### TASK PROMPT
Give the number of lines in this listing that contain "Create", with no other words.

### INFORMATION SHOWN
· · · · · · ·
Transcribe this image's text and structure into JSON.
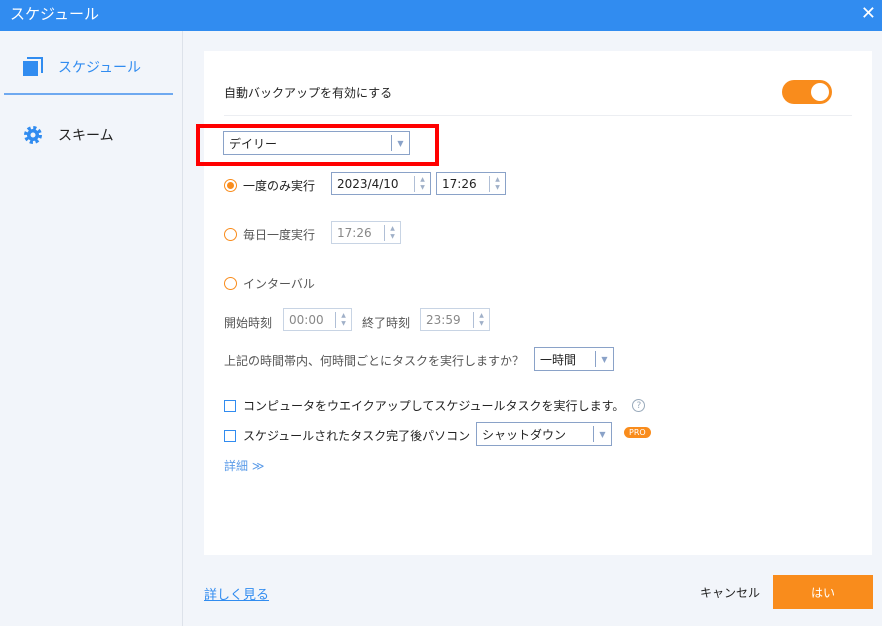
{
  "window": {
    "title": "スケジュール",
    "close": "✕"
  },
  "sidebar": {
    "items": [
      {
        "label": "スケジュール",
        "icon": "copy-icon"
      },
      {
        "label": "スキーム",
        "icon": "gear-icon"
      }
    ]
  },
  "main": {
    "auto_backup_label": "自動バックアップを有効にする",
    "auto_backup_enabled": true,
    "frequency": "デイリー",
    "once_label": "一度のみ実行",
    "once_date": "2023/4/10",
    "once_time": "17:26",
    "daily_label": "毎日一度実行",
    "daily_time": "17:26",
    "interval_label": "インターバル",
    "start_label": "開始時刻",
    "start_time": "00:00",
    "end_label": "終了時刻",
    "end_time": "23:59",
    "interval_question": "上記の時間帯内、何時間ごとにタスクを実行しますか？",
    "interval_value": "一時間",
    "wake_label": "コンピュータをウエイクアップしてスケジュールタスクを実行します。",
    "help": "?",
    "after_label": "スケジュールされたタスク完了後パソコン",
    "after_value": "シャットダウン",
    "pro": "PRO",
    "details": "詳細 ≫"
  },
  "footer": {
    "learn_more": "詳しく見る",
    "cancel": "キャンセル",
    "ok": "はい"
  }
}
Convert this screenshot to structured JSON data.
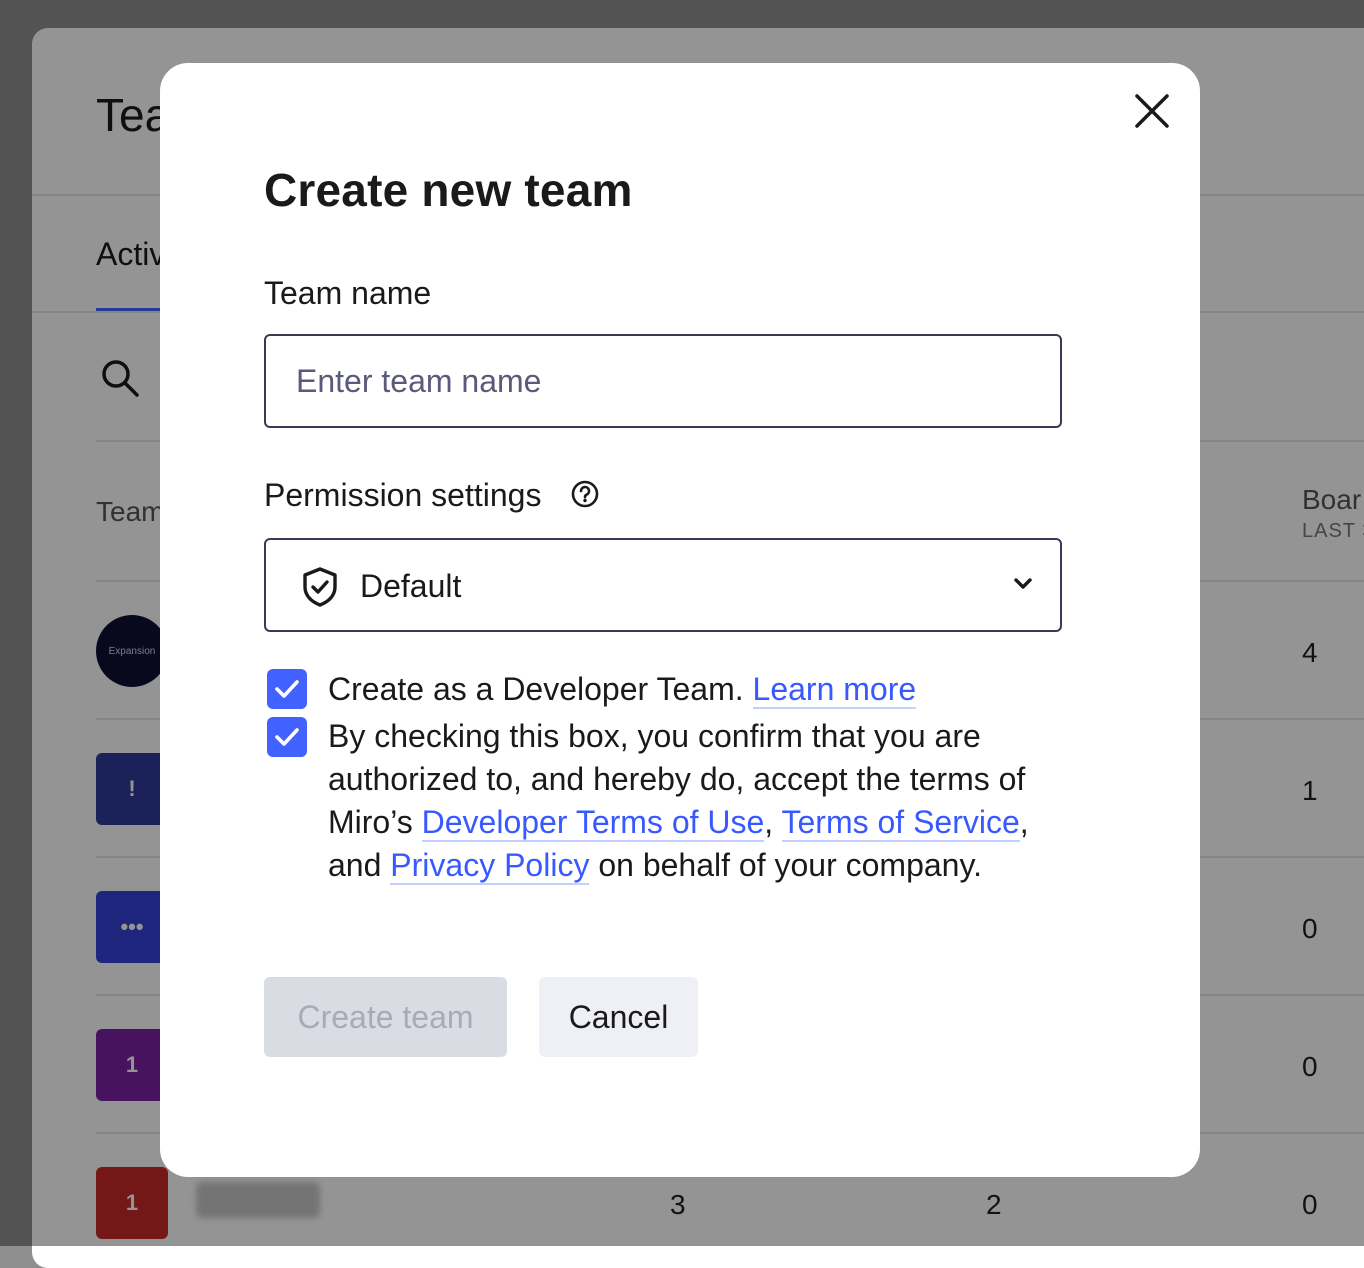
{
  "background": {
    "page_title": "Tea",
    "active_tab": "Activ",
    "columns": {
      "team": "Team",
      "boards": "Boar",
      "boards_sub": "LAST 3"
    },
    "rows": [
      {
        "badge": "Expansion",
        "badge_color": "#0e1033",
        "col3": "",
        "col4": "",
        "boards": "4"
      },
      {
        "badge": "!",
        "badge_color": "#2f3a99",
        "col3": "",
        "col4": "",
        "boards": "1"
      },
      {
        "badge": "•••",
        "badge_color": "#3342d6",
        "col3": "",
        "col4": "",
        "boards": "0"
      },
      {
        "badge": "1",
        "badge_color": "#7b1fa2",
        "col3": "",
        "col4": "",
        "boards": "0"
      },
      {
        "badge": "1",
        "badge_color": "#c62828",
        "col3": "3",
        "col4": "2",
        "boards": "0"
      }
    ]
  },
  "modal": {
    "title": "Create new team",
    "team_name_label": "Team name",
    "team_name_placeholder": "Enter team name",
    "team_name_value": "",
    "permission_label": "Permission settings",
    "permission_value": "Default",
    "developer_checkbox": {
      "checked": true,
      "text": "Create as a Developer Team.",
      "link": "Learn more"
    },
    "terms_checkbox": {
      "checked": true,
      "text_1": "By checking this box, you confirm that you are authorized to, and hereby do, accept the terms of Miro’s",
      "link_dev_terms": "Developer Terms of Use",
      "sep_1": ",",
      "link_tos": "Terms of Service",
      "sep_2": ", and",
      "link_privacy": "Privacy Policy",
      "text_2": "on behalf of your company."
    },
    "create_button": "Create team",
    "cancel_button": "Cancel"
  },
  "colors": {
    "accent": "#4262ff",
    "link": "#3859ff",
    "disabled_button_bg": "#d9dce3",
    "disabled_button_text": "#a6abb6"
  },
  "icons": [
    "close-icon",
    "help-icon",
    "shield-check-icon",
    "chevron-down-icon",
    "checkmark-icon",
    "search-icon"
  ]
}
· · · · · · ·
### TASK ANSWER
3